Chris Sifford, founder of the Chamber and one of the four original architects of Tsunami Development along with Kenneth Hardin, Nicolas Means and Pastor Anthony Smith, presided over the most important part of the night.  He took to the mic and individually recognized the five Top Tier Sponsors of the evening and thanked each for their generous and unselfish financial contributions. As Sifford highlighted each sponsor, he shared how he forged business relationships and told humorous personal stories of their bond.

Means, a local F&M branch manager, spoke of the bank’s unyielding commitment to the community and how they encourage and support his involvement with youth. Daniel Cook, a South Rowan alum and current pastor and president of The Sanctuary of Wilmington, Inc., spoke fondly of being a former student and player under Sifford. He shared examples of the community outreach his church is providing in Wilmington and how he’s proud to be a supporter of literacy efforts here in his hometown. Former NFL Coach Joe Gibbs sent silent auction items and had several representatives from his NASCAR team’s outreach ministry present. Their Game Plan for Life youth mentoring program already has a strong presence in the Rowan-Salisbury schools. Spokesman Derrick Crawford made jokes at Sifford’s expense about his introduction to NASCAR racing and his golf game, but turned serious when discussing Joe Gibbs Racing’s commitment to literacy and supporting the Tsunami Literacy efforts. Former educator Woods kept her remarks short, but recalled enjoying working in the classroom with Sifford and the difference she has made in many students’ lives.
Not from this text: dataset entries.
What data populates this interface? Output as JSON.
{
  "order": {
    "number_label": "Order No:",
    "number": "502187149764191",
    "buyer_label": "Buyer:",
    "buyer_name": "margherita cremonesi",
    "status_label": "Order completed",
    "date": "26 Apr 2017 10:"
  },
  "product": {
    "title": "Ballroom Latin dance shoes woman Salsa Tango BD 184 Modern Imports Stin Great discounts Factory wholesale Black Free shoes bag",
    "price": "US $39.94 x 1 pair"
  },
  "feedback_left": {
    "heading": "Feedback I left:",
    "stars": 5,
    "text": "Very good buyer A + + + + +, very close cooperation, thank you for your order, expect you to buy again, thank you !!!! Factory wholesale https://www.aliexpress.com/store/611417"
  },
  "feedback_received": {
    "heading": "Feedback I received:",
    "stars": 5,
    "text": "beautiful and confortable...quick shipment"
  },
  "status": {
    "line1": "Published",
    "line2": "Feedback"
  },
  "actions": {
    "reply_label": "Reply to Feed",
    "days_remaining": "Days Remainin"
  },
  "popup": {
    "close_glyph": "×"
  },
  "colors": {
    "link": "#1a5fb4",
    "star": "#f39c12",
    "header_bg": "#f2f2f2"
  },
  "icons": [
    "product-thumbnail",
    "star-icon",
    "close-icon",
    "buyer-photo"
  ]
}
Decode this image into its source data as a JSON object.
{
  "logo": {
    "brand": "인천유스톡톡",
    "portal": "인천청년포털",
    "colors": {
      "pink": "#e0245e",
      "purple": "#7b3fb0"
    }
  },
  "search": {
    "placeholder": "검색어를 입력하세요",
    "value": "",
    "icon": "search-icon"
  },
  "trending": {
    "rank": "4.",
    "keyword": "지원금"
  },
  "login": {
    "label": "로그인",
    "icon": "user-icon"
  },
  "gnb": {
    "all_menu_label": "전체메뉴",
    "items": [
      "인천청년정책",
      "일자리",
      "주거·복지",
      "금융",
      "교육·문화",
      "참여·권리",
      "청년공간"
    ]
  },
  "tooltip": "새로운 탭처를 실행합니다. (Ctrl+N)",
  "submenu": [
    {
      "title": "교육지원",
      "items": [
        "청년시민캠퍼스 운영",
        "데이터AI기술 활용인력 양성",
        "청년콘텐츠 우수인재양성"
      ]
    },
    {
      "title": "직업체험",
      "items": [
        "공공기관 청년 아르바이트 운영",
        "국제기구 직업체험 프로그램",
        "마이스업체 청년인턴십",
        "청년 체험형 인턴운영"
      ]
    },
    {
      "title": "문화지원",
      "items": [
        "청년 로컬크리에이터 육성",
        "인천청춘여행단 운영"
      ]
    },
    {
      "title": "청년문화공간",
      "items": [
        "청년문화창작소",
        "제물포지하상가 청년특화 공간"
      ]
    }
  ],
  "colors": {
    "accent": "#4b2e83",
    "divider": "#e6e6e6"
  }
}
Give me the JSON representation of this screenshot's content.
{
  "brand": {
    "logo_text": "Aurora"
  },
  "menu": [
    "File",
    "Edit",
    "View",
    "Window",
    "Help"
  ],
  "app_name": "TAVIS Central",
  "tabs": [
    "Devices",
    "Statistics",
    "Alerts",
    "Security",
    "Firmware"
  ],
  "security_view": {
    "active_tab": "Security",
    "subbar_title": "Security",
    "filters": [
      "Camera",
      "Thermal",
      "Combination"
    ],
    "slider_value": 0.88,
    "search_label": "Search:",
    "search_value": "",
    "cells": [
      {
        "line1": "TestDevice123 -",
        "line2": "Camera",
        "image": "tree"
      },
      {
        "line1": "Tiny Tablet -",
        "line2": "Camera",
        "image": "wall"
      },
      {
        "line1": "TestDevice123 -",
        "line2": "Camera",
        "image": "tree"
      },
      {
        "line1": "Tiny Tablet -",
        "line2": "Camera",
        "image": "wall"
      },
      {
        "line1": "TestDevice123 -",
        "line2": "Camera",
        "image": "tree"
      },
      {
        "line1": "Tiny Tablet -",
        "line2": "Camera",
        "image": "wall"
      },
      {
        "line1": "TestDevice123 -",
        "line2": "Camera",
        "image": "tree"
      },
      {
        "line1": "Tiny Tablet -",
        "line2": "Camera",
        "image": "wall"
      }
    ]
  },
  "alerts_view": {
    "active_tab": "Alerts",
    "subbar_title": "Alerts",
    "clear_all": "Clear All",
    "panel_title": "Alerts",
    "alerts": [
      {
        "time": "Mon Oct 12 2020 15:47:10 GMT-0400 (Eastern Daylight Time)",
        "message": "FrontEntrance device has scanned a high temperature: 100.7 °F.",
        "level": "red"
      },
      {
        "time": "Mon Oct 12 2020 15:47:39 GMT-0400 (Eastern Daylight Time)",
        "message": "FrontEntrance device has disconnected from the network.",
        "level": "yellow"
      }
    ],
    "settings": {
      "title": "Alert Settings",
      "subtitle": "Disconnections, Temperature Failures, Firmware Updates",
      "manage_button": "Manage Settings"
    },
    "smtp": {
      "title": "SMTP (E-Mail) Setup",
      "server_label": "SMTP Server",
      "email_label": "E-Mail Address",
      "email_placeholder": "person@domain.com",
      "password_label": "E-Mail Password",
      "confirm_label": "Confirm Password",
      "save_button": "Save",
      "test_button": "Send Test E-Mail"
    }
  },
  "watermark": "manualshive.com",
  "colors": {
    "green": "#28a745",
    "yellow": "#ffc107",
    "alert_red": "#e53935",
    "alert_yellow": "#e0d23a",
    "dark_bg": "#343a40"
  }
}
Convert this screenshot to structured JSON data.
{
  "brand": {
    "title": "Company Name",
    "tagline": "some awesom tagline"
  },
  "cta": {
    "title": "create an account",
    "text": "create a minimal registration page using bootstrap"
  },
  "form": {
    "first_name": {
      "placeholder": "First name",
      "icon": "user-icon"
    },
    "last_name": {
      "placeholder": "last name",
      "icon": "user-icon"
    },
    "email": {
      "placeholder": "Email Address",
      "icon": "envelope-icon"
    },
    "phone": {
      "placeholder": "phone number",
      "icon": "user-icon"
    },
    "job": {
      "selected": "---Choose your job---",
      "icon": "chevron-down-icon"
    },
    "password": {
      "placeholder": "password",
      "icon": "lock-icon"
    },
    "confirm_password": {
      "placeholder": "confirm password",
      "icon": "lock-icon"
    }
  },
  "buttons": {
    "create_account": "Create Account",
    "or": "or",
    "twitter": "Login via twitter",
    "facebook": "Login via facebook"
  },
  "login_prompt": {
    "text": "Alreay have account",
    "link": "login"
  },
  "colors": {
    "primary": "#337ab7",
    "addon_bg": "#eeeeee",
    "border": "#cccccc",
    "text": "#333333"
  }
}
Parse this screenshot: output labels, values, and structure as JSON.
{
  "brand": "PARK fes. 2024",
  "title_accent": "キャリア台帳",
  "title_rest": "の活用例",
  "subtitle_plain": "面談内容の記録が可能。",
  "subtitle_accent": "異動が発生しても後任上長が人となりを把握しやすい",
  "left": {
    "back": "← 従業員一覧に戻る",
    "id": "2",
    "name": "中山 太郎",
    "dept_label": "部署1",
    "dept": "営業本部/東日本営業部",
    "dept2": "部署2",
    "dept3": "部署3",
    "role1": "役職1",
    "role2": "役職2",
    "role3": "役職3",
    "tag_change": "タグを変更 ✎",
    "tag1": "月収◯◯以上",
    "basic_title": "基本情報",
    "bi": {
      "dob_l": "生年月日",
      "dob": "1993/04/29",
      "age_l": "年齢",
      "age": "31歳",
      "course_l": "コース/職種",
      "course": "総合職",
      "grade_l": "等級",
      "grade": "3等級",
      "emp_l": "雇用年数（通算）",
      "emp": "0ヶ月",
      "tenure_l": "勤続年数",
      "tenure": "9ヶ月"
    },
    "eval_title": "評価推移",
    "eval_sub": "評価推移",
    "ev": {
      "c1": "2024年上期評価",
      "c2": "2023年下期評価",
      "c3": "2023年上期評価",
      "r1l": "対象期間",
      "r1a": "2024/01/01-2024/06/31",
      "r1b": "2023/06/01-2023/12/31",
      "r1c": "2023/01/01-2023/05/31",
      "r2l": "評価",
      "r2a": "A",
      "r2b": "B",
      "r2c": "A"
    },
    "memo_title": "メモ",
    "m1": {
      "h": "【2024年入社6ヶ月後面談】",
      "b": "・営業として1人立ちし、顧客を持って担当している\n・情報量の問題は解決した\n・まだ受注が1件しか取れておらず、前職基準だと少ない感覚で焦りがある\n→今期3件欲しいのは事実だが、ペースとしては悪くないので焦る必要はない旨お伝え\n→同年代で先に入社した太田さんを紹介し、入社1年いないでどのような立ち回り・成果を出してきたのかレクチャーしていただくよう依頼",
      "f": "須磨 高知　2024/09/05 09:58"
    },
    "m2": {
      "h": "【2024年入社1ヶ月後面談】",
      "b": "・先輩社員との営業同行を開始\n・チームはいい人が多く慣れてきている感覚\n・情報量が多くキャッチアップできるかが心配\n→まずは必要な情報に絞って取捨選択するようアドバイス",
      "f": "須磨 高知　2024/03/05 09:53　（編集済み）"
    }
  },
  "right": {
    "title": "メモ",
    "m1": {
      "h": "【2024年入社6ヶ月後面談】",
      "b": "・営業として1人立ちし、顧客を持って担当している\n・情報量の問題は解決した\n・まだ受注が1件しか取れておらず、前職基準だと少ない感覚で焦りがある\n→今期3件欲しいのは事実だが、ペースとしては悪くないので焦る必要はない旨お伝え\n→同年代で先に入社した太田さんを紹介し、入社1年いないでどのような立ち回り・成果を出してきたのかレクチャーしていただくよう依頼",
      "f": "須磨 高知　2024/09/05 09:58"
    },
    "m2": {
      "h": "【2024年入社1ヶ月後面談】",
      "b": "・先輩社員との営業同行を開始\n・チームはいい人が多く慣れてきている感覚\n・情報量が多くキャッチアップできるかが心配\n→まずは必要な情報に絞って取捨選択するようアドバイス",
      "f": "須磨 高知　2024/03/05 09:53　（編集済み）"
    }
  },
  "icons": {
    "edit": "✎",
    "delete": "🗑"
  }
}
Current County Commissioner Craig Pierce gave credence to the motto of saving the best for last and left a room full of dropped jaws by the end of his remarks. Pierce started his remarks with a bit of political fire and flavor as he touched on the current state of education, the challenges faced locally and the politics surrounding funding efforts. He provided a quote of what it would cost to create a similar program with paid staff and praised the group’s leaders for doing this on an all-volunteer effort seeking out community-based resources. He shared with the attendees how the previous county commission worked with the initial core architect group to help ensure the program’s success by collaborating on their business plan and providing rent-free space for five years in the West End Plaza. From the mic, he urged others to support the group’s literacy efforts financially and not just make verbal promises.

Sifford remarked how Pierce has long been viewed as an unselfish financial supporter of community efforts involving youth and has given generously, stating, “As long you come to him with a plan.” Pierce continued his trend of generosity by making the offer to personally pay for all the group’s utilities at the Plaza for the remaining time he serves as a commissioner. Thunderous applause erupted, but Pierce was not done giving. He stunned the crowd into audible gasps as he next offered to sign over a vehicle to the group from his custom car collection. As the crowd gave him a standing ovation, he said that once in the group’s possession, they could sell the car and use the profits for their literacy efforts.

Early in the evening a song played over the gathering crowd and part of the lyrics were written on the back of the event’s program, “The world won’t get no better if we just let it be. The world won’t get no better, we gotta change it just you and me.” The Tsunami Development group proved they’re trying to make Salisbury and Rowan County better with their fête for literacy that brought many different worlds together for one important cause.

If you would like to donate to the Tsunami Development Literacy Program, send a tax-deductible donation to PO Box 2112, Salisbury, NC 28145-2112. To view the video, go to